Presentation Time: 10:30 AM




Species longevity in the fossil record is related to many paleoecological variables and important to macroevolutionary studies, yet there are very few reliable data on average species durations in Cenozoic fossil mammals. Many of the online databases (such as MIOMAP, NEOMAP, and the Paleobiology Database) use only genera in North American Cenozoic mammals, and there are severe problems because many key groups (e.g., camels, oreodonts, peccaries, pronghorns, proboscideans) have no reliable updated taxonomy, with many invalid genera and species and/or many undescribed genera and species. Most of the estimates of species longevity have been mere guesses without sufficient data to back them up. The few published data sets yield species duration estimates of about 2.3-4.3 m.y. for larger mammals, with small mammals tending to have shorter species durations. My own compilation of all the valid species durations in families with updated taxonomy (39 families, containing 431 genera and 998 species, averaging 2.3 species per genus) yields a mean duration of 3.21 m.y. for larger mammals.

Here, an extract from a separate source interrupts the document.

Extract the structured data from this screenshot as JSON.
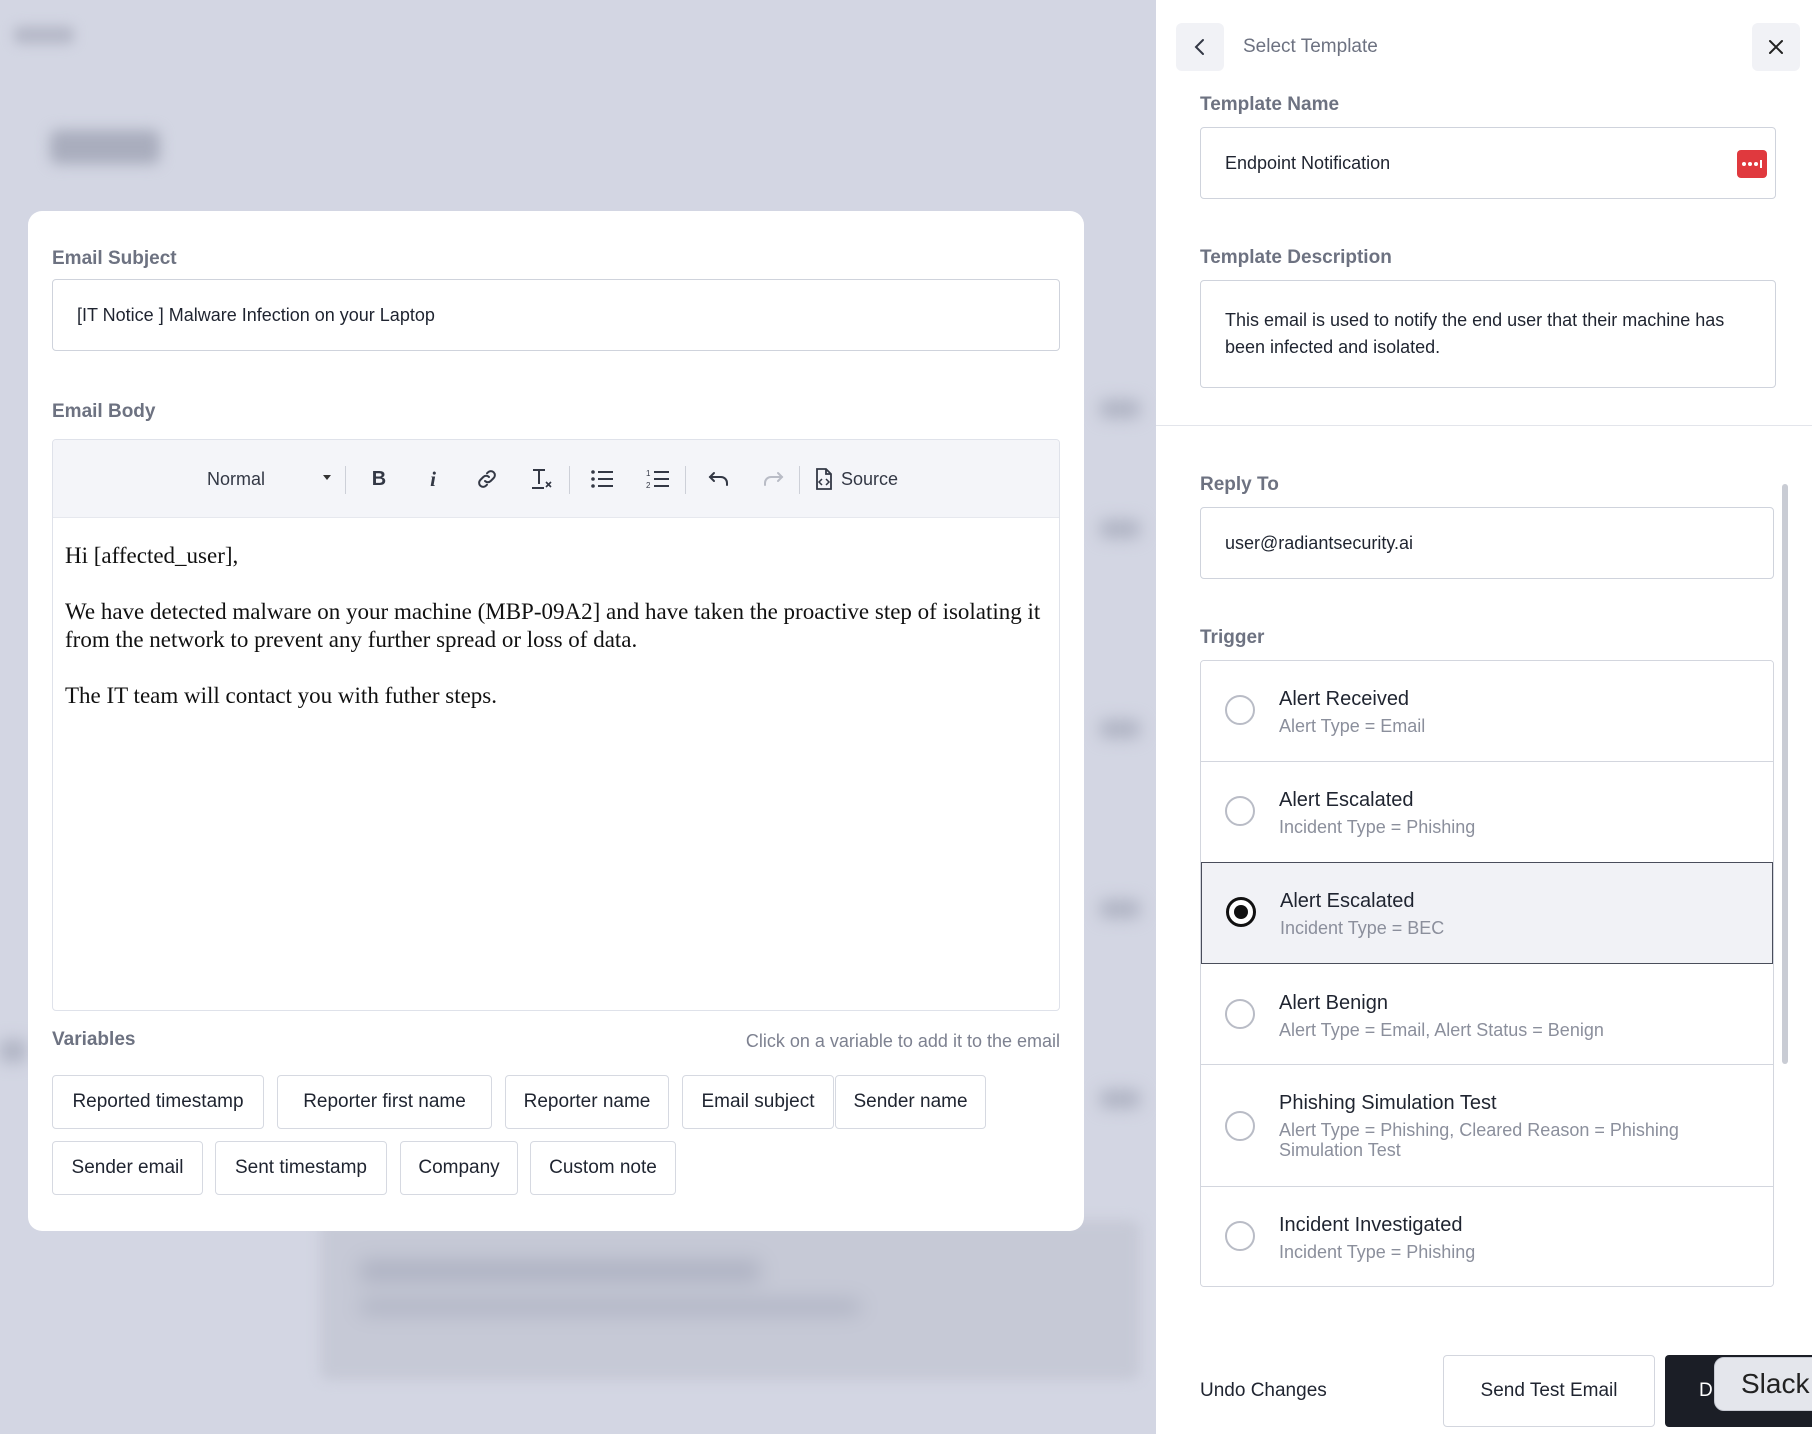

This breaks down to 4.10-4.39 m.y. for artiodactyls, 3.14-3.31 m.y. for perissodactyls, and 2.63-2.95 m.y. for carnivorous mammals (carnivorans plus creodonts). These averages are based on a much larger, more robust data set than most previous estimates, so they should be more reliable for any studies that need species longevity to be accurately estimated.